Saved entries

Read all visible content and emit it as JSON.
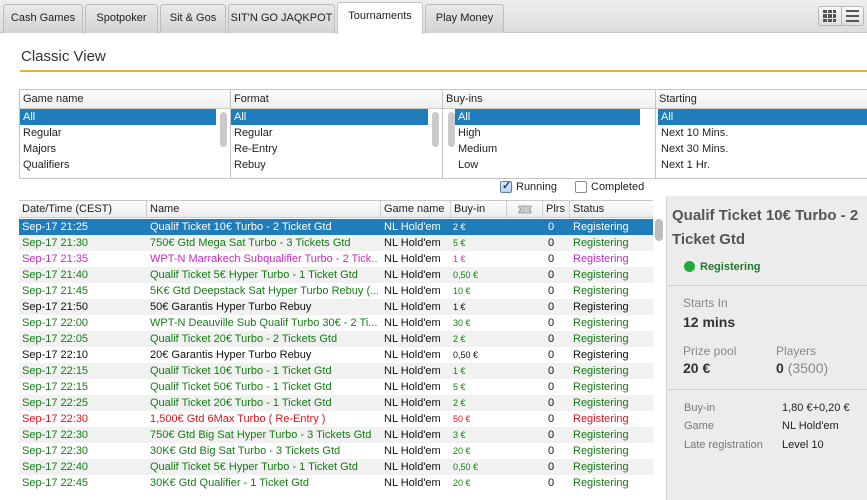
{
  "tabs": [
    {
      "label": "Cash Games",
      "active": false
    },
    {
      "label": "Spotpoker",
      "active": false
    },
    {
      "label": "Sit & Gos",
      "active": false
    },
    {
      "label": "SIT'N GO JAQKPOT",
      "active": false
    },
    {
      "label": "Tournaments",
      "active": true
    },
    {
      "label": "Play Money",
      "active": false
    }
  ],
  "heading": "Classic View",
  "filters": {
    "game_name": {
      "header": "Game name",
      "options": [
        "All",
        "Regular",
        "Majors",
        "Qualifiers"
      ],
      "selected": "All"
    },
    "format": {
      "header": "Format",
      "options": [
        "All",
        "Regular",
        "Re-Entry",
        "Rebuy"
      ],
      "selected": "All"
    },
    "buyins": {
      "header": "Buy-ins",
      "options": [
        "All",
        "High",
        "Medium",
        "Low"
      ],
      "selected": "All"
    },
    "starting": {
      "header": "Starting",
      "options": [
        "All",
        "Next 10 Mins.",
        "Next 30 Mins.",
        "Next 1 Hr."
      ],
      "selected": "All"
    }
  },
  "toggles": {
    "running": {
      "label": "Running",
      "checked": true
    },
    "completed": {
      "label": "Completed",
      "checked": false
    }
  },
  "table": {
    "headers": {
      "datetime": "Date/Time (CEST)",
      "name": "Name",
      "game": "Game name",
      "buyin": "Buy-in",
      "ticket_icon": "ticket-icon",
      "plrs": "Plrs",
      "status": "Status"
    },
    "rows": [
      {
        "datetime": "Sep-17 21:25",
        "name": "Qualif Ticket 10€ Turbo - 2 Ticket Gtd",
        "game": "NL Hold'em",
        "buyin": "2 €",
        "plrs": "0",
        "status": "Registering",
        "color": "green",
        "selected": true
      },
      {
        "datetime": "Sep-17 21:30",
        "name": "750€ Gtd Mega Sat Turbo - 3 Tickets Gtd",
        "game": "NL Hold'em",
        "buyin": "5 €",
        "plrs": "0",
        "status": "Registering",
        "color": "green",
        "selected": false
      },
      {
        "datetime": "Sep-17 21:35",
        "name": "WPT-N Marrakech Subqualifier Turbo - 2 Tick...",
        "game": "NL Hold'em",
        "buyin": "1 €",
        "plrs": "0",
        "status": "Registering",
        "color": "pink",
        "selected": false
      },
      {
        "datetime": "Sep-17 21:40",
        "name": "Qualif Ticket 5€ Hyper Turbo - 1 Ticket Gtd",
        "game": "NL Hold'em",
        "buyin": "0,50 €",
        "plrs": "0",
        "status": "Registering",
        "color": "green",
        "selected": false
      },
      {
        "datetime": "Sep-17 21:45",
        "name": "5K€ Gtd Deepstack Sat Hyper Turbo Rebuy (...",
        "game": "NL Hold'em",
        "buyin": "10 €",
        "plrs": "0",
        "status": "Registering",
        "color": "green",
        "selected": false
      },
      {
        "datetime": "Sep-17 21:50",
        "name": "50€ Garantis Hyper Turbo Rebuy",
        "game": "NL Hold'em",
        "buyin": "1 €",
        "plrs": "0",
        "status": "Registering",
        "color": "black",
        "selected": false
      },
      {
        "datetime": "Sep-17 22:00",
        "name": "WPT-N Deauville Sub Qualif Turbo 30€ - 2 Ti...",
        "game": "NL Hold'em",
        "buyin": "30 €",
        "plrs": "0",
        "status": "Registering",
        "color": "green",
        "selected": false
      },
      {
        "datetime": "Sep-17 22:05",
        "name": "Qualif Ticket 20€ Turbo - 2 Tickets Gtd",
        "game": "NL Hold'em",
        "buyin": "2 €",
        "plrs": "0",
        "status": "Registering",
        "color": "green",
        "selected": false
      },
      {
        "datetime": "Sep-17 22:10",
        "name": "20€ Garantis Hyper Turbo Rebuy",
        "game": "NL Hold'em",
        "buyin": "0,50 €",
        "plrs": "0",
        "status": "Registering",
        "color": "black",
        "selected": false
      },
      {
        "datetime": "Sep-17 22:15",
        "name": "Qualif Ticket 10€ Turbo - 1 Ticket Gtd",
        "game": "NL Hold'em",
        "buyin": "1 €",
        "plrs": "0",
        "status": "Registering",
        "color": "green",
        "selected": false
      },
      {
        "datetime": "Sep-17 22:15",
        "name": "Qualif Ticket 50€ Turbo - 1 Ticket Gtd",
        "game": "NL Hold'em",
        "buyin": "5 €",
        "plrs": "0",
        "status": "Registering",
        "color": "green",
        "selected": false
      },
      {
        "datetime": "Sep-17 22:25",
        "name": "Qualif Ticket 20€ Turbo - 1 Ticket Gtd",
        "game": "NL Hold'em",
        "buyin": "2 €",
        "plrs": "0",
        "status": "Registering",
        "color": "green",
        "selected": false
      },
      {
        "datetime": "Sep-17 22:30",
        "name": "1,500€ Gtd 6Max Turbo ( Re-Entry )",
        "game": "NL Hold'em",
        "buyin": "50 €",
        "plrs": "0",
        "status": "Registering",
        "color": "red",
        "selected": false
      },
      {
        "datetime": "Sep-17 22:30",
        "name": "750€ Gtd Big Sat Hyper Turbo - 3 Tickets Gtd",
        "game": "NL Hold'em",
        "buyin": "3 €",
        "plrs": "0",
        "status": "Registering",
        "color": "green",
        "selected": false
      },
      {
        "datetime": "Sep-17 22:30",
        "name": "30K€ Gtd Big Sat Turbo - 3 Tickets Gtd",
        "game": "NL Hold'em",
        "buyin": "20 €",
        "plrs": "0",
        "status": "Registering",
        "color": "green",
        "selected": false
      },
      {
        "datetime": "Sep-17 22:40",
        "name": "Qualif Ticket 5€ Hyper Turbo - 1 Ticket Gtd",
        "game": "NL Hold'em",
        "buyin": "0,50 €",
        "plrs": "0",
        "status": "Registering",
        "color": "green",
        "selected": false
      },
      {
        "datetime": "Sep-17 22:45",
        "name": "30K€ Gtd Qualifier - 1 Ticket Gtd",
        "game": "NL Hold'em",
        "buyin": "20 €",
        "plrs": "0",
        "status": "Registering",
        "color": "green",
        "selected": false
      }
    ]
  },
  "detail": {
    "title": "Qualif Ticket 10€ Turbo - 2 Ticket Gtd",
    "status": "Registering",
    "starts_in_label": "Starts In",
    "starts_in_value": "12 mins",
    "prize_pool_label": "Prize pool",
    "prize_pool_value": "20 €",
    "players_label": "Players",
    "players_value": "0",
    "players_max": "(3500)",
    "buyin_label": "Buy-in",
    "buyin_value": "1,80 €+0,20 €",
    "game_label": "Game",
    "game_value": "NL Hold'em",
    "late_reg_label": "Late registration",
    "late_reg_value": "Level 10"
  },
  "colors": {
    "accent_line": "#efb41b",
    "selection": "#1e7dba",
    "green_text": "#157c15",
    "pink_text": "#c62bc6",
    "red_text": "#e0141a",
    "status_dot": "#22a93a"
  }
}
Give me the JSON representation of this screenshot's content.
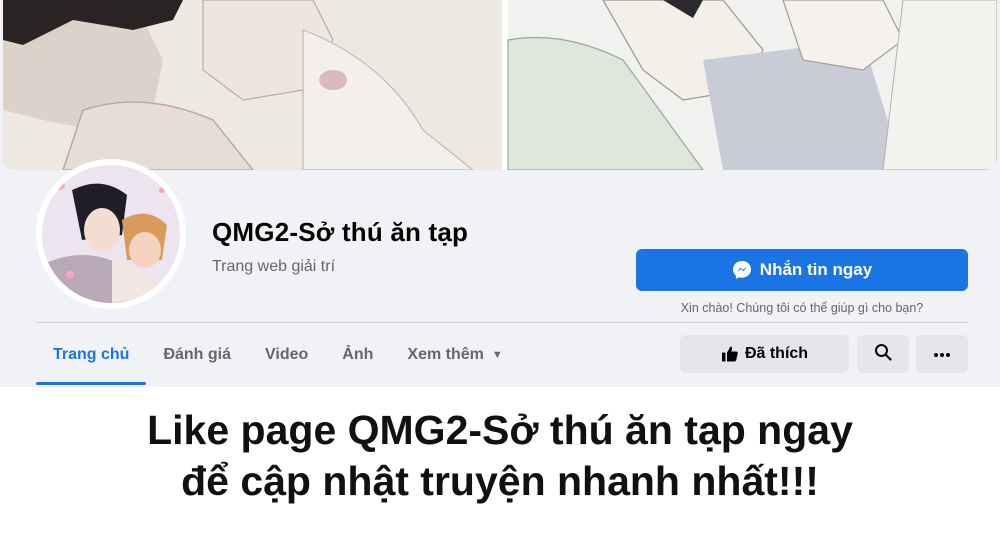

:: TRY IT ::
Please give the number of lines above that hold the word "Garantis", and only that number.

:: RESULT ::
2